I’d like to take a moment to call attention to our lovely heirloom tomato bed, thoughtfully tended by Horticulture and Environmental Club President Andrew Harriman. Heavily mulched, well pruned and tied, this bed has produced some beautiful tomatoes all summer long. Last summer Andrew tended a smaller section of this bed all on his own, but he branched out and really did some wonderful work. He also brought us native plants through his membership in the VA Native Plant Society, worked to monitor the temperature in our hoop house, and has done a number of other, unthanked tasks in the community garden over the last few years. Thank you for your hard work, Andrew!

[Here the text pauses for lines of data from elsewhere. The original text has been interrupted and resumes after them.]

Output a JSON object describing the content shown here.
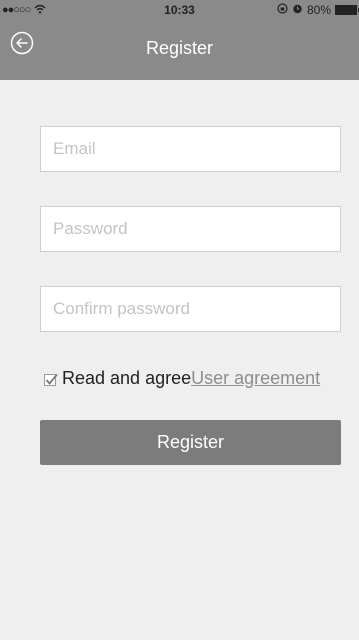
{
  "status_bar": {
    "signal": "●●○○○",
    "time": "10:33",
    "battery": "80%",
    "icons": [
      "wifi-icon",
      "orientation-lock-icon",
      "alarm-icon",
      "battery-icon"
    ]
  },
  "nav": {
    "title": "Register",
    "back_icon": "back-arrow-icon"
  },
  "form": {
    "email_placeholder": "Email",
    "email_value": "",
    "password_placeholder": "Password",
    "password_value": "",
    "confirm_placeholder": "Confirm password",
    "confirm_value": "",
    "agree_checked": true,
    "agree_text": "Read and agree",
    "agree_link": "User agreement",
    "submit_label": "Register"
  },
  "colors": {
    "header_bg": "#8a8a8a",
    "page_bg": "#efefef",
    "button_bg": "#7c7c7c",
    "link": "#8d8d8d"
  }
}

Yesterday, more than 30 campers and counselors from Triple C Camp were in the garden. These were some of the older campers from 6th to 8th grade, many of whom had visited the garden last year and were happy to share what they knew. We harvested pounds of green beans for the food bank, examined the native plant border, found a snake and lots of insects, and walked all around the garden space talking about growing plants.
Exposing young people to gardening early is very important as it helps them develop a relationship with the plants that provide the basis for a healthy diet. Visiting the produce section in the grocery store with your children is good, getting them started preparing and cooking food for the family is good, and letting them learn from the ground up the process of a healthy, sustainable way to produce food is critical. Maybe they won’t put it all together at 12 years old, but each positive exposure helps in the development of a healthy diet.
We did some weeding in the tomato plant section and in one of the native plant beds. I was very impressed by the hard work of these youngsters, as it was a hot day and many of them hadn’t much experience pulling plants before. We accomplished quite a bit and the garden is looking very good at this point in the summer.